--Joy Garnett (Ca. Autumn 2003, NYC)
I'VE BEEN LIVING WITH Vertov's mystery image. At first, I didn't think much of it, I just set it to my desktop wallpaper so I would see it every day. Later on I blew it up and printed it out. Rumpled copies of it have lain scattered on various surfaces for months, in the studio, at work, on the floor, under stacks of mail and other things. I've grown used to seeing it around.
I thought I should do some homework, that it might be a good thing to know where this image comes from. Never having seen Vertov's film, I ordered it on video, but I found myself avoiding every chance to watch it. I guess I don't want to know - I've become attached to my own feelings about the image. Knowing what it's supposed to be would certainly spoil it for me.
Mystery aside, the "mystery still" has a certain obviousness: it implies speed, movement, a shiny wetness. Perhaps all that adds up to suggest is a lack of control, some slapstick moment when the camera - the head - is left spinning like a top, the very image of vertigo. Or it could be one of those hilariously skiddy cartoon incidents: the whirling of the Tasmanian Devil, or, if you turn the image sideways, Wile E. Coyote plummeting for the -nth time off a towering precipice, trailing vertical lines but minus the little puffs of air.
Once tipped on its side, the image again reveals itself as the impossibly long gleaming hair of the Breck Girl, seen at close range; or maybe it's a wide, nylon paintbrush, the kind you use for walls. Something with a natural wave.
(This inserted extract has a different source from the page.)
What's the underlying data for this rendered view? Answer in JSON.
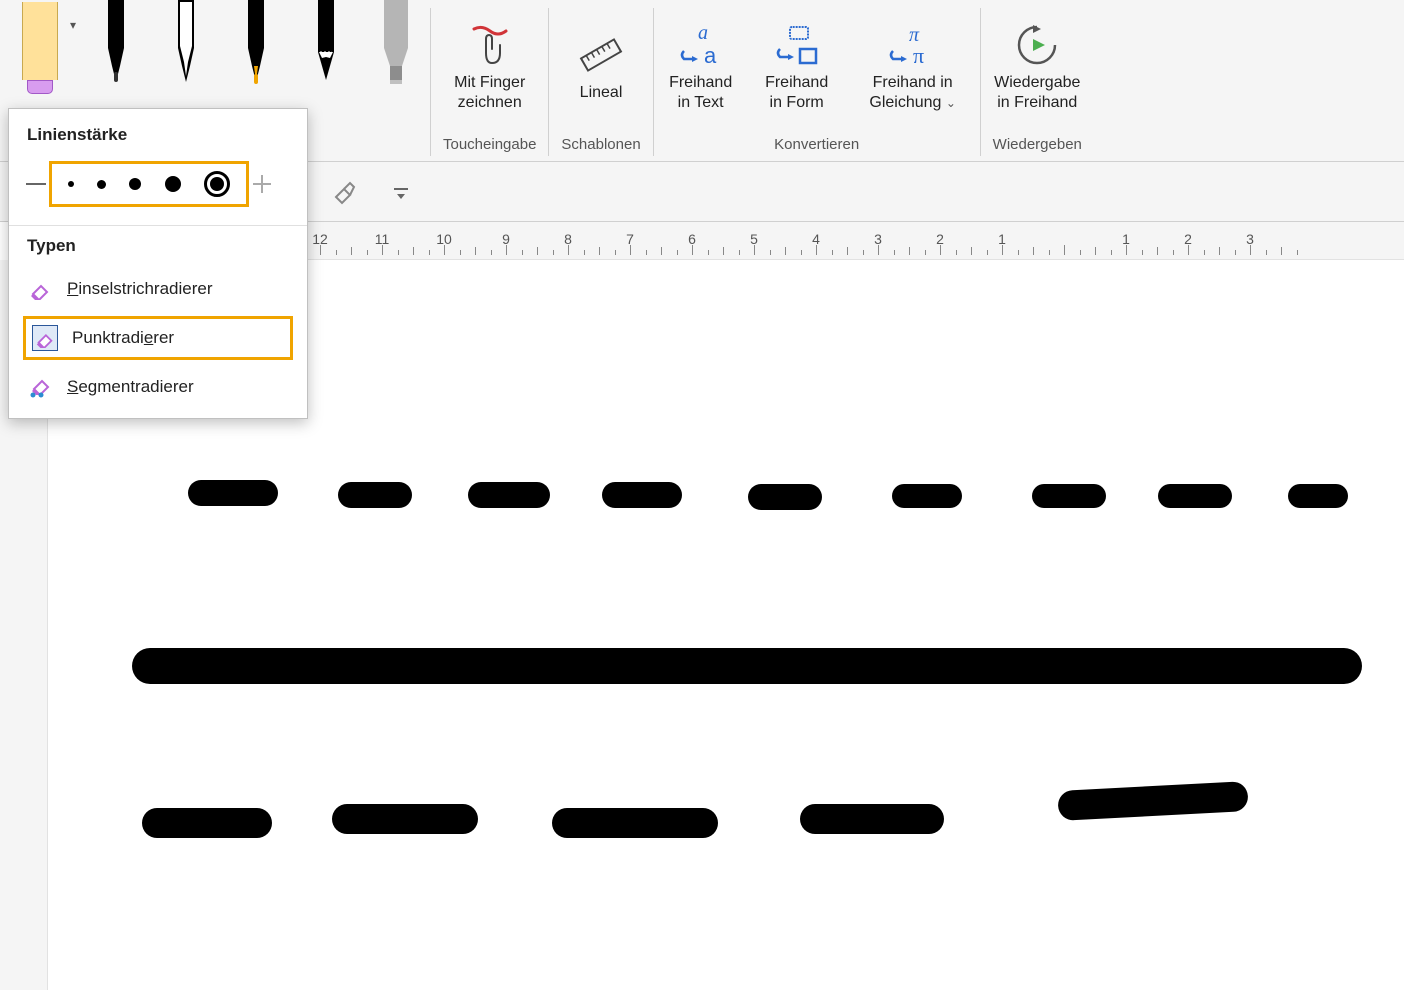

Sometimes the image feels like a straight photograph, especially since we regard it through its black frame, an instant mechanically reproduced without the aid of the hand. It suggests the slippery filming of some wet stretch of road at night, the reflective glare of headlights. It must be a photograph of an accident, possibly taken by accident.
But speaking of natural waves: couldn't this be a detail from one of Vija Celmins' ocean surfaces, so strikingly regular in its irregularity? Or possibly it's a small section from a Gerhard Richter abstraction - those monumental squeegeed surfaces - bringing to mind the idea of effacement as well as of movement, the queasy quality of a partly erased blackboard.
Which brings me to how the image actually functions for me: as a painting. Painting as artifice, supplying the feeling of movement when there is none, extending the promise of light, if only one passes swiftly through the closing darkness. And as with a Richter, though one may be thrilled by sensual presence, one senses the overwhelming absence of something as well, and hence the bite of the enduring conflict between material and immaterial. Something has been scraped away from the surface in a violent swoop - something that will forever remain unknown. While this film still, plucked from Vertov's movie, is clearly not made of paint, it contains all the aggressive ambiguity of paint in just one frame: tragedy turned slapstick; violent accident revealed as art...
...And just as I was thinking that, I could no longer deny the obvious. As when one regards a painting, so much of one's response comes from inside one's own head - all of the above, in fact. It's just stuff that I've brought to the table myself, not contained anywhere within this image after all. So I may never want to see Vertov's movie; it would probably be a downer now that I think of it. Seeing it now would just rub it in; how crazy I must have been to imagine even for an instant that this disembodied frame might reveal in its mute way some kind of fleeting redemption.